An appeals court has upheld a battery conviction of a truck driver who hit another driver with a tire knocker during a dispute over blocking a fuel island.

In a decision released Tuesday, Wisconsin's District III Court of Appeals affirmed the conviction of Richard M. Kubat, 54, Elk River, Minn. Kubat was placed on probation for a year and sentenced to 30 hours community service after a St. Croix County jury found him guilty of battering another driver during an incident that occurred Sept. 14, 2009, at a truck stop in the town of Baldwin.

According to background information in the appeals court decision, Marion Belcher pulled into line at a fuel island behind Kubat, but after fueling his truck Kubat didn't move it ahead.

According to Belcher's testimony, he twice got out of his truck and asked Kubat to move ahead.
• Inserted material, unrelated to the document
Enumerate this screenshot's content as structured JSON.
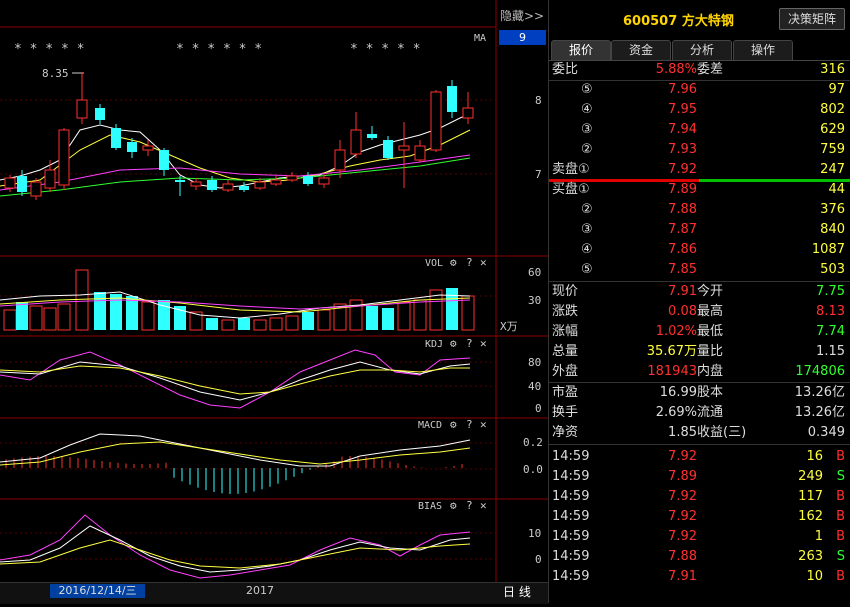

The second time, Kubat responded with an obscenity and a gesture.

Belcher responded in kind and told Kubat to come down out of his truck and repeat his remarks.

Belcher detached the air hose from Kubat's truck to get him out of the truck. Kubat jumped out of his truck with a tire knocker, a hard wooden tool used for thumping tires to check air pressure. He approached Belcher and pushed him. Belcher pushed back, Kubat swung the tire knocker at Belcher, and the two men wrestled to the ground.

Belcher was hit in the face with the tool but told the jury he wasn't sure when that happened.

Kubat's attorney asked Judge Howard Cameron for a directed verdict of acquittal based on Belcher's testimony that he didn't know when Kubat hit him with the tire knocker. Cameron denied the motion, Kubat testified, and the jury convicted him.

In his appeal, Kubat argued that the state couldn't disprove self-defense because Belcher didn't know who struck first.

The appeals court pointed out that Kubat pushed Belcher first, Belcher was the first to swing, and it was just the timing of the tire-knocker blow that was in question.

Kubat maintained he acted in self-defense. In the appeal, he claimed Judge Cameron improperly instructed the jury on provocation.

Cameron had told jurors, "You should also consider whether (the) defendant provoked the attack. A person who engages in unlawful conduct of a type likely to provoke others to attack and who does provoke an attack is not allowed to use or threaten force in self-defense against the attack."

The appeals court found that Kubat's refusal to move his truck and his cursing at Belcher, pursuing the man with a tire knocker, pushing him and swinging the tool "could reasonably support a finding of provocation."

Therefore, the court concluded, Cameron didn't err by giving the instruction.

Judy Wiff

Judy Wiff has been regional editor for RiverTown’s Wisconsin newspapers since 1996. She holds a bachelor’s degree in journalism and sociology from UW-River Falls. She has worked as a reporter for several weekly newspapers in Wisconsin.